Despite being packed full of creative performers, the world of musical equipment is often a bit, well, conservative. In part, this is due to the fact that performers are often have quite ‘fixed’ working methods. It’s also due to the fact that developing and launching a new product is a risky venture- develop something that is too ‘wild’ and people might not understand it.
Progression relies on those brave enough to break the mould however. The Novation Twitch does just that, with a design that throws away the typical twin-platter template, in favour of touch strips and many more neat touches.
All very well, but does it work? Will the revolution be Twitchy?
Solid, all-in-one construction
The Twitch is one of the most compact DJ controller units currently available. Around the same size as a laptop, it packs in two ‘decks’, with a two channel mixer, cross fader, along with a built-in, two input, four output audio interface.
At the bottom of each deck is eight cue/ trigger pads, with master FX controls to the upper left, master volume controls to the upper right, and 3-band EQ incorporated within the central mixer section.
As with all Novation gear, the construction of the Twitch is of a very high standard, with a metal front panel, buttons and knobs well seated, and solid. The size of the Twitch clearly earmarks it as a portable solution, and its build ensures that it will cope with the rigours of been transported.
Unique interface approach
As previously stated, the design of the Novation Twitch is very different from that of its peers. The ‘traditional’ two platters/ jog wheels are nowhere to be seen, and in their place, two touch strips.
These are used to cue tracks, much in the same way as jog-wheels. However, they can be used in a similar way to ‘needle-drop’ ribbon strips. In addition, the strips’ LEDs mean that the user can follow the play position, and grab the LED, swiping it back and forth, much like scratching a record.
The strips are also used for tweaking and editing effects and other settings, with multi-touch style gestures (such as pinching for example) allowing for powerful and intuitive performance, unlike any controller on the market.
The Novation Twitch is designed predominately for Serato Itch software (included in the package). It is when used with this software package that this unit’s intentions become clear.
The lines between the DJ and the live performer have become very blurred in recent years, and the Twitch is a unit is the first unit designed specifically for those DJs who aren’t just playing tracks, but dismantling them and reassembling them in real-time.
The eight trigger pads allow the user to trigger cue-points, loops, rolls and slices. But, things get really interesting with the new ‘slice’ mode…

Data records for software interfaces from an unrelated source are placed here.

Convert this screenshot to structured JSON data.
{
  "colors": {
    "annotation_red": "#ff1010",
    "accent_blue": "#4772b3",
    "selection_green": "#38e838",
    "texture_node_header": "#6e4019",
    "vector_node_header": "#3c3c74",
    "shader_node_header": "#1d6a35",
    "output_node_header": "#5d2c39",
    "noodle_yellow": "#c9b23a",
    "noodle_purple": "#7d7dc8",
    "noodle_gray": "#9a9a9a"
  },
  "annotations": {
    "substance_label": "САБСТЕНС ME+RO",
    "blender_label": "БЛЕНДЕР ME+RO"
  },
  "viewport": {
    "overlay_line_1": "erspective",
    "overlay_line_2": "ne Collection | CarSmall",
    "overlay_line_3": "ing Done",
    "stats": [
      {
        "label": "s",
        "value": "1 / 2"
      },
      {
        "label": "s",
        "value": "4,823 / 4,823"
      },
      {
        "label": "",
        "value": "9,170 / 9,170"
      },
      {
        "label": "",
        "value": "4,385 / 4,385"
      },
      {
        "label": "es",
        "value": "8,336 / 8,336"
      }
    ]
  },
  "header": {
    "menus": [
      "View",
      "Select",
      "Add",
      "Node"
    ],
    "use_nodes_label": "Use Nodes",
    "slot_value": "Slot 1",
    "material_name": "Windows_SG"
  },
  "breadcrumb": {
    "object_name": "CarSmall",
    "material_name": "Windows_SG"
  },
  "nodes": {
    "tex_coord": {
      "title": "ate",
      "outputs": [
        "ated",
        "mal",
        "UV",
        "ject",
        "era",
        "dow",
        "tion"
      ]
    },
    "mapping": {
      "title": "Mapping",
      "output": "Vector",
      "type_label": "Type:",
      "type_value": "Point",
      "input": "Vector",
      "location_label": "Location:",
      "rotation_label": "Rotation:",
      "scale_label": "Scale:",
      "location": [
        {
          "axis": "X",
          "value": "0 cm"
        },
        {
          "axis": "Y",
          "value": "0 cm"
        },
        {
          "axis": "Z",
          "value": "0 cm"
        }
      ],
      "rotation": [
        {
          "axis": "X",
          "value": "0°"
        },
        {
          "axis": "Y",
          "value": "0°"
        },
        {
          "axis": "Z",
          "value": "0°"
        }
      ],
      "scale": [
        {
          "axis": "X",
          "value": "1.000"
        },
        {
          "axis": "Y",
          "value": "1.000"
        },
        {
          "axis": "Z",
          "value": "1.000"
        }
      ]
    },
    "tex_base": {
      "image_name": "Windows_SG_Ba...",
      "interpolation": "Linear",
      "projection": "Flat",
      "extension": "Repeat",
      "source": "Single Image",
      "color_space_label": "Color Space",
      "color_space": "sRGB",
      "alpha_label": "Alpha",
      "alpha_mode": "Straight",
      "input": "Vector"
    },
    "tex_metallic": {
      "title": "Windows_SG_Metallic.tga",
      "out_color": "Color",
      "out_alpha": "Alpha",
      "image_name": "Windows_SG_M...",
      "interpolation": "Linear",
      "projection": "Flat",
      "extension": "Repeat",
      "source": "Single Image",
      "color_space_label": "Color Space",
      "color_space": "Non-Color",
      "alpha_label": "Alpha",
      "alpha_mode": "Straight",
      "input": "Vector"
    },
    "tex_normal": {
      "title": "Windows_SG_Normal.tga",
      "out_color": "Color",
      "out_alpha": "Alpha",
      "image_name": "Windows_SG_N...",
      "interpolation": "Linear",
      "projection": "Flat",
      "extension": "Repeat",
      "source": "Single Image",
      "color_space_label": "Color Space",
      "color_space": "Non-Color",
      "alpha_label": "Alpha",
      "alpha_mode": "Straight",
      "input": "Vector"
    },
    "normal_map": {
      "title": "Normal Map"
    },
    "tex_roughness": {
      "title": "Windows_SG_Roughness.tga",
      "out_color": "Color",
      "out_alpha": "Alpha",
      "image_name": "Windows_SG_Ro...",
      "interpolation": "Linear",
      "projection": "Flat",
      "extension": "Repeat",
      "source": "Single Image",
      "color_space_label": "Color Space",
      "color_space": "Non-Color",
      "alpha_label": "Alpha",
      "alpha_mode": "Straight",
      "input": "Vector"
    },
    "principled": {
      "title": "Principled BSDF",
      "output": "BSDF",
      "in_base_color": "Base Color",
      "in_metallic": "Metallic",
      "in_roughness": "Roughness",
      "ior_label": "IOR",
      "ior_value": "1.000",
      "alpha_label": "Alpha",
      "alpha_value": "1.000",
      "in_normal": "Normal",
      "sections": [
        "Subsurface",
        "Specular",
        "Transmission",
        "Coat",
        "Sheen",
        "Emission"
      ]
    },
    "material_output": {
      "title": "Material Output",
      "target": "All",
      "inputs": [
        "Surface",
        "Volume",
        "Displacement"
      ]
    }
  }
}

Essentially, this will take a selected section of a track, and cut it into evenly sized portions, before assigning them to the trigger pads. The DJ can then hit these and rearrange a track in perfect timing with ease.
Effects have come to be fairly standard on computer based DJ set-ups. Those included within Itch are particularly nice, however.
If Serato isn’t your bag, however, a Traktor overlay is also available (*Update- Twitch is now also Ableton compatible, too).
Change can be scary. There are DJs still clinging to 1210s and vinyl records. A set-up without platters will undoubtedly be treated with suspicion by some DJs.
However, for those willing to throw their pre-conceptions out of the window, the Novation Twitch offers functionality that is unique in the marketplace.
For those with a bent for controllerism and mash-ups it has no peers. For those who DJ more traditionally, its design will make you life more straightforward than ever. Plus, you can scratch with it too, if you wish (however, this isn’t really the unit’s forte).
Put simply, the Twitch is mini revolution in a very conservative world. More please, Mr. Novation?
Share on Facebook
Powered by Facebook Comments